What exactly do you do for a living?...

I don’t have lots of memories of my childhood, but the memories at my grandparents house are particularly vivid. They lived deep in the country in southern Ohio. The kind of place where you’d have to drive an hour to get to after exiting the highway, and even once you arrived, you had to climb the long gravel driveway up into the woods.

At the top of the driveway was a quaint country home that my grandfather had built himself after he married my grandmother. They had a small grove of banana trees out back by the porch swing. Off to the right, past the well he “dug” with dynamite when my mom was a young child, was the red barn that housed his workshop.

His workshop was home to his small family business. The barn was a metalworking shop. It was full of workbenches, drill presses, angle grinders, sandblasters, and the like. It was impeccably clean for this kind of shop. I wouldn’t hesitate to eat a donut that was dropped under the milling machine, but then again, I’m not known for my ability to resist donuts under any circumstances.

Even as a young child, I had a clear understanding for what my grandfather’s career was. He made machines that made plastic strips for all kinds of different uses. Sometimes he sold the strips, sometimes he sold the machines. But, you could tell what he does just by looking at him.

30 years ago, you could tell what someone’s profession was by the kind of clothes that they wore. My grandfather wore flannel, a work apron, had a hands-free magifying glasses strapped to his temples and was covered in metal shavings.

But, if you asked my grandfather what I do for a living, he’d be perplexed. On any given day at our office, you’d see 9 people in blue jeans and t-shirts wearing headphones and staring at computers.

If you gauged what our profession was based on our appearences, you’d think we were monitoring the Matrix or hacking into CIA mainframes. (We’re not... though that seems like an awesome job.)

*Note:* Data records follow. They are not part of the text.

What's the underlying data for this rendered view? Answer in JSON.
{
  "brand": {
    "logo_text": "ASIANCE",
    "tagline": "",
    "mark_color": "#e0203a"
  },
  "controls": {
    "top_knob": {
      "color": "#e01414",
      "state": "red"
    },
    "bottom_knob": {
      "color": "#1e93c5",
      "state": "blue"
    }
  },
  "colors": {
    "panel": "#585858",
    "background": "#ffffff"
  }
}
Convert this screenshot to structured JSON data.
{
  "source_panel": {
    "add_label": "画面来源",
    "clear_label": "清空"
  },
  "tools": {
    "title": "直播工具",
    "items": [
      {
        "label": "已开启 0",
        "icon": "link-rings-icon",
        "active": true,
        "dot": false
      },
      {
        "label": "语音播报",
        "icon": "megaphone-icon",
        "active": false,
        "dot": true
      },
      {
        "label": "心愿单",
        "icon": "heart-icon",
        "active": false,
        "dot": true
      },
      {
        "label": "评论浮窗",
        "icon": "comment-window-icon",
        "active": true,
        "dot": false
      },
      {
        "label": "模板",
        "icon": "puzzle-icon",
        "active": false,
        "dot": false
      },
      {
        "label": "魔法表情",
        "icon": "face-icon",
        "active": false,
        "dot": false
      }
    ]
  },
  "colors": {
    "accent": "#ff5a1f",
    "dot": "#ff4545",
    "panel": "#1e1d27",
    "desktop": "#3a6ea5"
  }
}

When you think about it this way, its perfectly obvious why my grandfather thinks I “work with computers.” After all, I spend all day working on computers and we have way more computers than we have people.